What the task asks: Report, as a bare number, how many lines of the entries below contain "this".

The data:

• • • • •

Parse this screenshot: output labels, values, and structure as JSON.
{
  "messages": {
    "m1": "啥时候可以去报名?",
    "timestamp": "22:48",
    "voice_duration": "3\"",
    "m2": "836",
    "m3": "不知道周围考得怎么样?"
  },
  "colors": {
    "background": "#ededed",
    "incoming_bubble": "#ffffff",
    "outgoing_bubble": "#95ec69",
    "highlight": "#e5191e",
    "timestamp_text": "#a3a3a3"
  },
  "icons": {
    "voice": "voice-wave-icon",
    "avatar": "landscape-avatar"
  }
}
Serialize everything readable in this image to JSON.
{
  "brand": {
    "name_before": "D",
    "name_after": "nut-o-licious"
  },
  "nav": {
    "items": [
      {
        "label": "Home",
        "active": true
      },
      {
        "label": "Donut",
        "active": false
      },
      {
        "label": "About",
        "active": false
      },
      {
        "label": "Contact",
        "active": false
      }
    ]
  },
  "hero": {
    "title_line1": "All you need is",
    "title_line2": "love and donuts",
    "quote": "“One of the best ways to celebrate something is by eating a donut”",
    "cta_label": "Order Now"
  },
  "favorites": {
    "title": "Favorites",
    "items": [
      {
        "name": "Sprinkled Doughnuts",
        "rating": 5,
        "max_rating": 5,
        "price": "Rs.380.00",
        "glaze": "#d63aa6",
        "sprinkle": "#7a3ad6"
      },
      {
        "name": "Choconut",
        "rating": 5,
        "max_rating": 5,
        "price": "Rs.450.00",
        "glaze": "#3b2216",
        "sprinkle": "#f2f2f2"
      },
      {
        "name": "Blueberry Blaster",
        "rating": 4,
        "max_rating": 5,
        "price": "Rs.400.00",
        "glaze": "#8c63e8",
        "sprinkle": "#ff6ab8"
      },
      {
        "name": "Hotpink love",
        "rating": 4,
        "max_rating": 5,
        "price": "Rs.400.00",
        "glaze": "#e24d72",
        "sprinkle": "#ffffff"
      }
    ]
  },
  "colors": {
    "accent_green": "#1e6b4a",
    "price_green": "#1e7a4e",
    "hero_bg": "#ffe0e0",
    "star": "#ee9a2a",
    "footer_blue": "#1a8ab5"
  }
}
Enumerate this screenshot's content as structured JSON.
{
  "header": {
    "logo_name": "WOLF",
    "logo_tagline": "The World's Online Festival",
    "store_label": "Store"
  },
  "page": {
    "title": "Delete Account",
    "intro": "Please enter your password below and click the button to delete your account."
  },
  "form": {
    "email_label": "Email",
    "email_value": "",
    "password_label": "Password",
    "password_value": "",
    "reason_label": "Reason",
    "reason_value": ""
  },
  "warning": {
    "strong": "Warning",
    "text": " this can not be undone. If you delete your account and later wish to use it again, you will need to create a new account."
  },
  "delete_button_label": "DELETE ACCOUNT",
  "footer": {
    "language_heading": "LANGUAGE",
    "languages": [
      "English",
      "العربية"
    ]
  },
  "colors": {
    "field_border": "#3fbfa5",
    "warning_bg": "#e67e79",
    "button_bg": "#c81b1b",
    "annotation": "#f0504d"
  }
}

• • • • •

Your response: 4